Indeed, support for ending the five decade embargo on Cuba is broad in the US, including  47% of Republican voters. Many interest groups that often line up with Republican politicians—including the business community and farmers—support lifting the embargo as well. Amendments to temporarily lift the embargo handily passed the Republican-dominated Senate appropriations committee this week.

That kind of comity hasn’t always been the case. As Republican contender Jeb Bush’s campaign immediately pointed out, Clinton supported the embargo in the past. But the change in public opinion on the issue gives Clinton—and other politicians—space to reconsider their views of a US policy that has yet to change Cuba’s repressive political regime. Many Republican leaders in Congress haven’t veered from their position, however; nor have their presidential candidates, besides the libertarian outlier Rand Paul.

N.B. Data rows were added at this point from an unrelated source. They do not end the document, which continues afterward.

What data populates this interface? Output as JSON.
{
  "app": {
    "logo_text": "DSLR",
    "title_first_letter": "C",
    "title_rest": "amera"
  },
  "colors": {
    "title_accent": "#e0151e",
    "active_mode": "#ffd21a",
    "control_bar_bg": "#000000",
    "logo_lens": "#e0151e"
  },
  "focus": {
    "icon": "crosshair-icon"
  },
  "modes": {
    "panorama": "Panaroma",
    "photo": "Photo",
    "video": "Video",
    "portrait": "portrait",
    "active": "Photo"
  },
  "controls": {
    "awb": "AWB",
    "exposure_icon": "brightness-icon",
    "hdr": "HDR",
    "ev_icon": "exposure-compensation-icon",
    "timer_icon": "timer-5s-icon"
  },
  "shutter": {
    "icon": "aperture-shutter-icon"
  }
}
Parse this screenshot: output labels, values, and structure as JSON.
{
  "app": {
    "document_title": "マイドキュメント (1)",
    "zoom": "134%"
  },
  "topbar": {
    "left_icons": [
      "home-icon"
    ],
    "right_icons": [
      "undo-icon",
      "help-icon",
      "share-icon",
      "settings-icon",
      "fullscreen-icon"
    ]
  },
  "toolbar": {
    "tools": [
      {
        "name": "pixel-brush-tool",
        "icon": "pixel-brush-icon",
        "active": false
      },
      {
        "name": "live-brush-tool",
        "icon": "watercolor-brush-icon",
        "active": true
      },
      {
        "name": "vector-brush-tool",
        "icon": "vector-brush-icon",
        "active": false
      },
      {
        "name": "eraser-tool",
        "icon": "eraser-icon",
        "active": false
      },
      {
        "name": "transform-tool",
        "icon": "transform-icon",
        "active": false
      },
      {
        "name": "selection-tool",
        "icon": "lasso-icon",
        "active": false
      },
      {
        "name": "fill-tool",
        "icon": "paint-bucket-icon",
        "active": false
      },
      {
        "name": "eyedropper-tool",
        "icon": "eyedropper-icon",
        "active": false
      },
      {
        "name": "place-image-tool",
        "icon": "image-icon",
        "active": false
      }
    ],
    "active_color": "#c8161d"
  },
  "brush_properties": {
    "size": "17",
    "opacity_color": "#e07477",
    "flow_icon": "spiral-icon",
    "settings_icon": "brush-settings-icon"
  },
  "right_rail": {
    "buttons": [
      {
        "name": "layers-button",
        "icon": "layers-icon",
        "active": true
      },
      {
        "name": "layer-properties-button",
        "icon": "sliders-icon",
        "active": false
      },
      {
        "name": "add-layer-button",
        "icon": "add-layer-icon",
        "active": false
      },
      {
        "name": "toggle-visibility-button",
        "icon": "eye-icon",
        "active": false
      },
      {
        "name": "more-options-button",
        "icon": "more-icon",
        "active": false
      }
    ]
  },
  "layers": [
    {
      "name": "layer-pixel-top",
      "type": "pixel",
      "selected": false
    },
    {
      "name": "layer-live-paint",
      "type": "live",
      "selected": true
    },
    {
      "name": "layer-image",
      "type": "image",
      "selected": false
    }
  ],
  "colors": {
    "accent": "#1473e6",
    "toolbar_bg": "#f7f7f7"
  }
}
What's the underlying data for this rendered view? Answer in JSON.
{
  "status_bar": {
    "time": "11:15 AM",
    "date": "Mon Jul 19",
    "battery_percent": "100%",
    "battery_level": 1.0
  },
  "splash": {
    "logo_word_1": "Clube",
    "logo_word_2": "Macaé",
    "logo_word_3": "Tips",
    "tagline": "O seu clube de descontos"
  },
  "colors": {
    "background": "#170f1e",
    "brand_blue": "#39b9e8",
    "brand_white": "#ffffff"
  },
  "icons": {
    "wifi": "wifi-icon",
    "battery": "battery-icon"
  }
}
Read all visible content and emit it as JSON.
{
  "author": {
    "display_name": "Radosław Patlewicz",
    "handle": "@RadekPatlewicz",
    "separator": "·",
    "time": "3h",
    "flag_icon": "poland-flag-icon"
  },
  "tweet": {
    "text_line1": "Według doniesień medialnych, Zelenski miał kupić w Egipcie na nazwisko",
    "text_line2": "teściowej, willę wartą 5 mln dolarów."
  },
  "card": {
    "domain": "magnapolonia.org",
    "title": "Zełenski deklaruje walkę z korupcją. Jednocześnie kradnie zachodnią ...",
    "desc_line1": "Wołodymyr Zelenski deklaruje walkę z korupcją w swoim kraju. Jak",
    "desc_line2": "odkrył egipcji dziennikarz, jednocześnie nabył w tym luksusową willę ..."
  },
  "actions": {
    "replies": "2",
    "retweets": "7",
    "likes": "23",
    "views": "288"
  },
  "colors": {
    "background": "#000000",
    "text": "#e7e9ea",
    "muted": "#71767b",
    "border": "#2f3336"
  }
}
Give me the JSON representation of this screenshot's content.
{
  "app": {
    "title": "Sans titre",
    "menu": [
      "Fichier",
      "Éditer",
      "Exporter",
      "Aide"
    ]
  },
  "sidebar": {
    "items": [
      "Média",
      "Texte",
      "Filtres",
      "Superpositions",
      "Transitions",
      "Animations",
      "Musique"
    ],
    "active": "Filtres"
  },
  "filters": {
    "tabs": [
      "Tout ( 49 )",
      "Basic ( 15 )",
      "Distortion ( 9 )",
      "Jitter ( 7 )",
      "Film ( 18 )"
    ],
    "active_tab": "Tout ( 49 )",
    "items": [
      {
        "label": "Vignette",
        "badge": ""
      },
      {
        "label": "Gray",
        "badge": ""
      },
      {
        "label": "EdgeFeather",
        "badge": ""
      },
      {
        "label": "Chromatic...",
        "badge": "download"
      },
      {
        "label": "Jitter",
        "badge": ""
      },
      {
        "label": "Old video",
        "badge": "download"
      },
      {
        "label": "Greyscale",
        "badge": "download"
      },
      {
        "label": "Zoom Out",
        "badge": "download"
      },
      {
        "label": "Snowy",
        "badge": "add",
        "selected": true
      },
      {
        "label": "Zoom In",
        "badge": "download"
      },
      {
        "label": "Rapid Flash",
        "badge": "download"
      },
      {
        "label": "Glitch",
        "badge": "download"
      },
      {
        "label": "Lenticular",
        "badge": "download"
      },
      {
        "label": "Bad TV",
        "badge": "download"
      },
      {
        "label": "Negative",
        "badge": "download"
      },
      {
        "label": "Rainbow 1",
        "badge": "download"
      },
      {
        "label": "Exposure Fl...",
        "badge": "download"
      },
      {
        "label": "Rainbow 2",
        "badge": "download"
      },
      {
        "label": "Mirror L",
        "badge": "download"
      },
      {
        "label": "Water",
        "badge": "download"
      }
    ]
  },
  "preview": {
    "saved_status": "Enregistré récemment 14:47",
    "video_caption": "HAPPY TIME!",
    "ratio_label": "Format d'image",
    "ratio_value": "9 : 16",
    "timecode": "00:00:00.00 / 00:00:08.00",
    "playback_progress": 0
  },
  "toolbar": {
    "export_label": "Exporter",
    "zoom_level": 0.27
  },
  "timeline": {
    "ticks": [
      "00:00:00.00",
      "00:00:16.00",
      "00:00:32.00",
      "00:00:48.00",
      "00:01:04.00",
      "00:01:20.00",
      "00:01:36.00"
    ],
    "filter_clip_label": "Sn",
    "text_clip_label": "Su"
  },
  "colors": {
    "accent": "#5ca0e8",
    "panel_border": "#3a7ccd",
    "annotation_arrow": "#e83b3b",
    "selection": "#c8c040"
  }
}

“The Obama-Clinton policy is rooted in a false narrative that paints the embargo as a relic of the Cold War,” Bush, the former Florida governor—who has received millions in campaign funds from pro-embargo donors—said in a statement. ”They claim to want to free Cuba from the past, but they misunderstand the present. The Cuban people are not imprisoned by the past, they are imprisoned by the Castro regime.”

The danger for Democrats is that if Cuban relations get caught between the two parties during a presidential race, Republicans who are sympathetic to lifting the embargo may have a change of heart—just as conservative policy ideas became anathema to the GOP after they were endorsed by US president Barack Obama. In other words, if Clinton is for it, the GOP base might turn against it.

Engage Cuba, a bipartisan group of political operatives lobbying for normalization of US relations with Cuba on behalf of US business, is ground-zero for this kind of conflict. One of its founders is Luis Miranda, a Democratic operative who helped roll out Obama’s policy as a White House spokesperson; another senior adviser is Stephen Law, formerly the top staff to Senate Republican leader Mitch McConnell. Law runs a “Super PAC” that will spend millions in support of Republican candidates this year.

“We obviously can’t control what campaigns do on this issue, but at Engage Cuba we believe a positive, bipartisan approach has the best potential to neutralize opposition and move the normalization process forward,” Law tells Quartz.

The fear? That a negative, partisan approach could lead to gridlock, or, worse, roll back this historic opening entirely.

Find Quartz’s special, four-part series on the US-Cuba opening here.